→ EXERCISE GOAL:
This exercise asks for the entries to be repeated exactly, without their images.

→ DATA RECORDS:
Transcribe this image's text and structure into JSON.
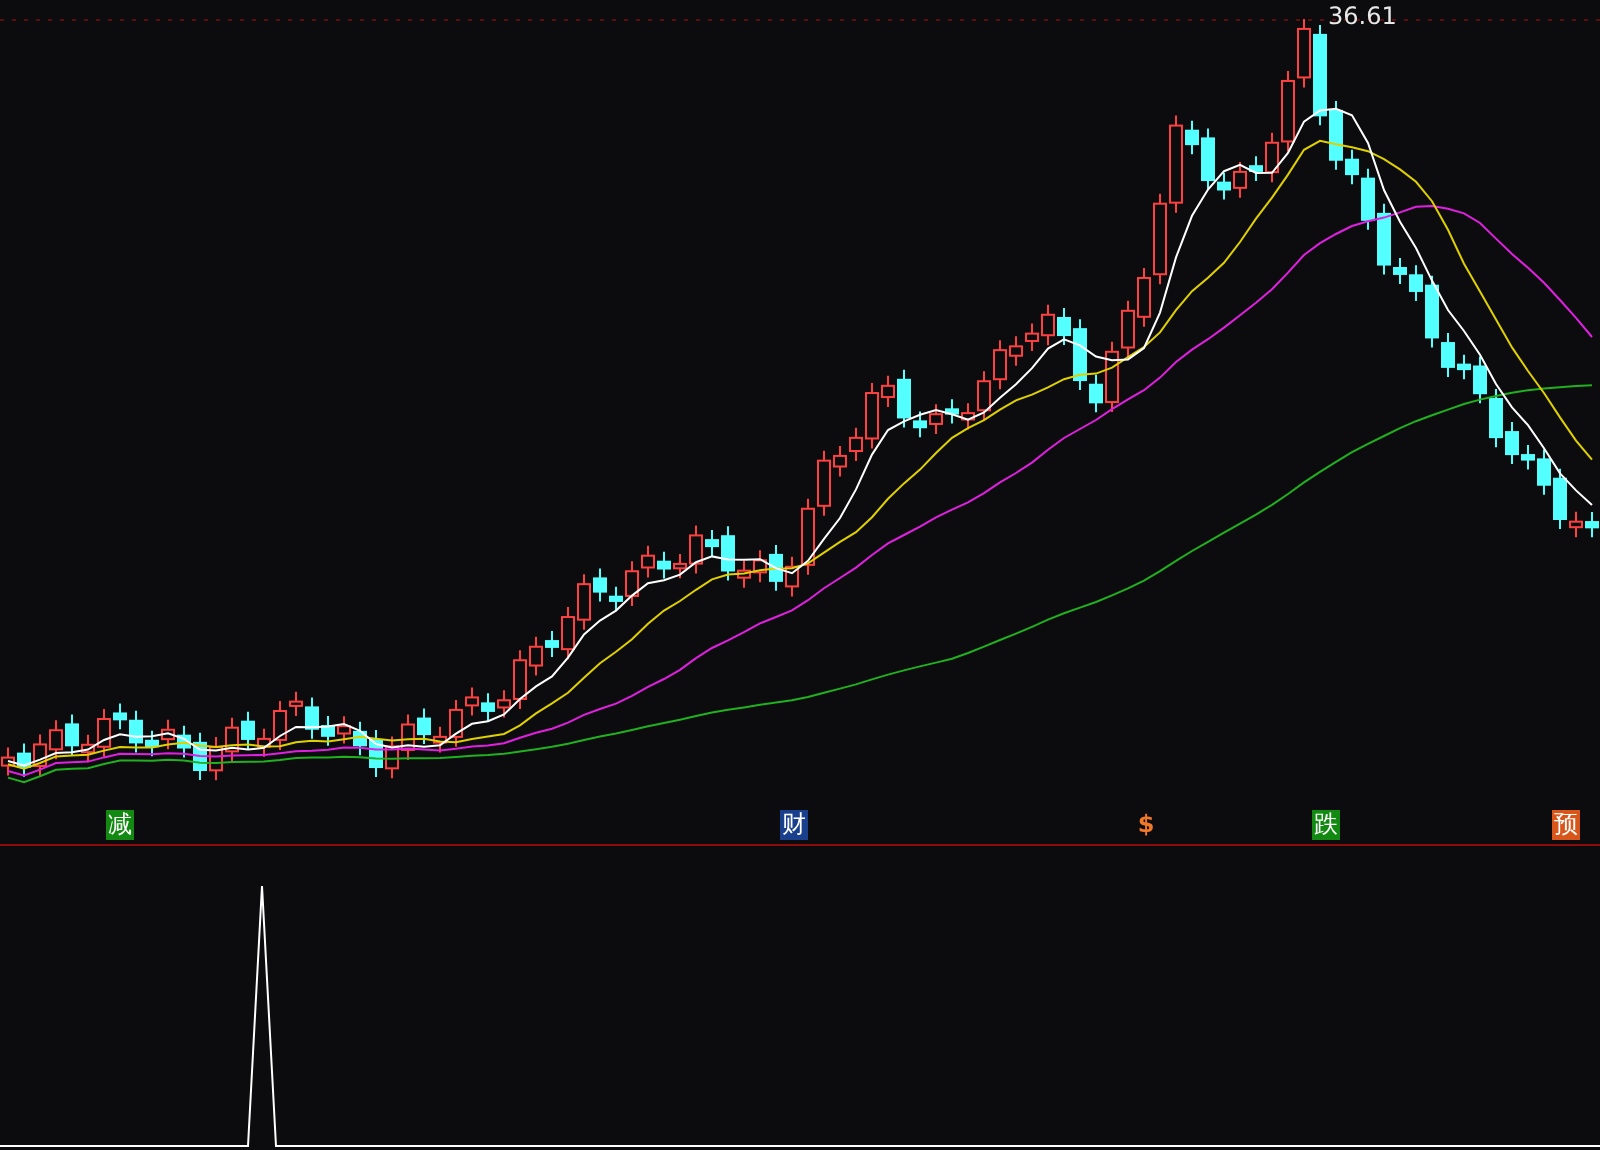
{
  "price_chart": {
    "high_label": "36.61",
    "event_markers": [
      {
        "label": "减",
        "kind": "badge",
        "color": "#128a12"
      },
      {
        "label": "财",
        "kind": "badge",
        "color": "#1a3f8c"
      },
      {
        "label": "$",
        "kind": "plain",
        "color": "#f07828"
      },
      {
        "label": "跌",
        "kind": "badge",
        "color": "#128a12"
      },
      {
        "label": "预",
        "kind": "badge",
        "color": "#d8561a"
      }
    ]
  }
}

→ RESULT:
Transcribe this image's text and structure into JSON.
{
  "price_chart": {
    "high_label": "36.61",
    "event_markers": [
      {
        "label": "减",
        "kind": "badge",
        "color": "#128a12"
      },
      {
        "label": "财",
        "kind": "badge",
        "color": "#1a3f8c"
      },
      {
        "label": "$",
        "kind": "plain",
        "color": "#f07828"
      },
      {
        "label": "跌",
        "kind": "badge",
        "color": "#128a12"
      },
      {
        "label": "预",
        "kind": "badge",
        "color": "#d8561a"
      }
    ]
  }
}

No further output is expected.